Work instruction: All the data should come back exactly as it was given.

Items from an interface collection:
----

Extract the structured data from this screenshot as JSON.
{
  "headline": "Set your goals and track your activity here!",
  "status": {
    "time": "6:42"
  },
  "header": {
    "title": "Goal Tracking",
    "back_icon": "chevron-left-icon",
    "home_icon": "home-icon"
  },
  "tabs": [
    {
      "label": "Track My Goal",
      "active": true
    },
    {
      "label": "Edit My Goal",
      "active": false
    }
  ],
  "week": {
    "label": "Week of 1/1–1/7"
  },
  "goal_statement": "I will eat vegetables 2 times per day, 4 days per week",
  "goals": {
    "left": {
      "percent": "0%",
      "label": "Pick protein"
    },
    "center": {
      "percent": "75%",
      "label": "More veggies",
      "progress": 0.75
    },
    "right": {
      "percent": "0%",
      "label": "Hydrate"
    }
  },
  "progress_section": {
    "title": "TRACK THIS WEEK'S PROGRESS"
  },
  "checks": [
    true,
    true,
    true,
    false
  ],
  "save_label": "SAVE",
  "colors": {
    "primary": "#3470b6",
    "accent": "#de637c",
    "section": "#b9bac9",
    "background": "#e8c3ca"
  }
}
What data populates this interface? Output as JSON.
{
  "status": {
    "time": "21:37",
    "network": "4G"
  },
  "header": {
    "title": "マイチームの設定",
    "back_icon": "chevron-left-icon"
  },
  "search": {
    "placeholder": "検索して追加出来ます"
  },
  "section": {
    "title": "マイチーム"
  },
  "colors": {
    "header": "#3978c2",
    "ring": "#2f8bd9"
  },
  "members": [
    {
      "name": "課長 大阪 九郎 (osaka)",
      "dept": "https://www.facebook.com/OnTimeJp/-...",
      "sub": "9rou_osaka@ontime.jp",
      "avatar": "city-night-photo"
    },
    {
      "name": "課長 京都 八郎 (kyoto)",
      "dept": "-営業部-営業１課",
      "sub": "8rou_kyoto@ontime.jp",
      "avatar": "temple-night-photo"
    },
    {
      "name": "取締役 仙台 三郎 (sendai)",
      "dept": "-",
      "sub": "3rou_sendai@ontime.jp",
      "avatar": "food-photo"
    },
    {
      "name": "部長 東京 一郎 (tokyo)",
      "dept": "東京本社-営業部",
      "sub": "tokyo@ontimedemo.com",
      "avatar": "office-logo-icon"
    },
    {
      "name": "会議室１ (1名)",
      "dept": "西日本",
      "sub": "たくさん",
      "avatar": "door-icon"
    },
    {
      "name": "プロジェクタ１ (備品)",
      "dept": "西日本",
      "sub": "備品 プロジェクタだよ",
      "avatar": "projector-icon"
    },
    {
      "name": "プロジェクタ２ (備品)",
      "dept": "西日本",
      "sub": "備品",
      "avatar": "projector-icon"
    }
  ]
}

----

Response area:
Extract the structured data from this screenshot as JSON.
{
  "headline": "Set your goals and track your activity here!",
  "status": {
    "time": "6:42"
  },
  "header": {
    "title": "Goal Tracking",
    "back_icon": "chevron-left-icon",
    "home_icon": "home-icon"
  },
  "tabs": [
    {
      "label": "Track My Goal",
      "active": true
    },
    {
      "label": "Edit My Goal",
      "active": false
    }
  ],
  "week": {
    "label": "Week of 1/1–1/7"
  },
  "goal_statement": "I will eat vegetables 2 times per day, 4 days per week",
  "goals": {
    "left": {
      "percent": "0%",
      "label": "Pick protein"
    },
    "center": {
      "percent": "75%",
      "label": "More veggies",
      "progress": 0.75
    },
    "right": {
      "percent": "0%",
      "label": "Hydrate"
    }
  },
  "progress_section": {
    "title": "TRACK THIS WEEK'S PROGRESS"
  },
  "checks": [
    true,
    true,
    true,
    false
  ],
  "save_label": "SAVE",
  "colors": {
    "primary": "#3470b6",
    "accent": "#de637c",
    "section": "#b9bac9",
    "background": "#e8c3ca"
  }
}
What data populates this interface? Output as JSON.
{
  "status": {
    "time": "21:37",
    "network": "4G"
  },
  "header": {
    "title": "マイチームの設定",
    "back_icon": "chevron-left-icon"
  },
  "search": {
    "placeholder": "検索して追加出来ます"
  },
  "section": {
    "title": "マイチーム"
  },
  "colors": {
    "header": "#3978c2",
    "ring": "#2f8bd9"
  },
  "members": [
    {
      "name": "課長 大阪 九郎 (osaka)",
      "dept": "https://www.facebook.com/OnTimeJp/-...",
      "sub": "9rou_osaka@ontime.jp",
      "avatar": "city-night-photo"
    },
    {
      "name": "課長 京都 八郎 (kyoto)",
      "dept": "-営業部-営業１課",
      "sub": "8rou_kyoto@ontime.jp",
      "avatar": "temple-night-photo"
    },
    {
      "name": "取締役 仙台 三郎 (sendai)",
      "dept": "-",
      "sub": "3rou_sendai@ontime.jp",
      "avatar": "food-photo"
    },
    {
      "name": "部長 東京 一郎 (tokyo)",
      "dept": "東京本社-営業部",
      "sub": "tokyo@ontimedemo.com",
      "avatar": "office-logo-icon"
    },
    {
      "name": "会議室１ (1名)",
      "dept": "西日本",
      "sub": "たくさん",
      "avatar": "door-icon"
    },
    {
      "name": "プロジェクタ１ (備品)",
      "dept": "西日本",
      "sub": "備品 プロジェクタだよ",
      "avatar": "projector-icon"
    },
    {
      "name": "プロジェクタ２ (備品)",
      "dept": "西日本",
      "sub": "備品",
      "avatar": "projector-icon"
    }
  ]
}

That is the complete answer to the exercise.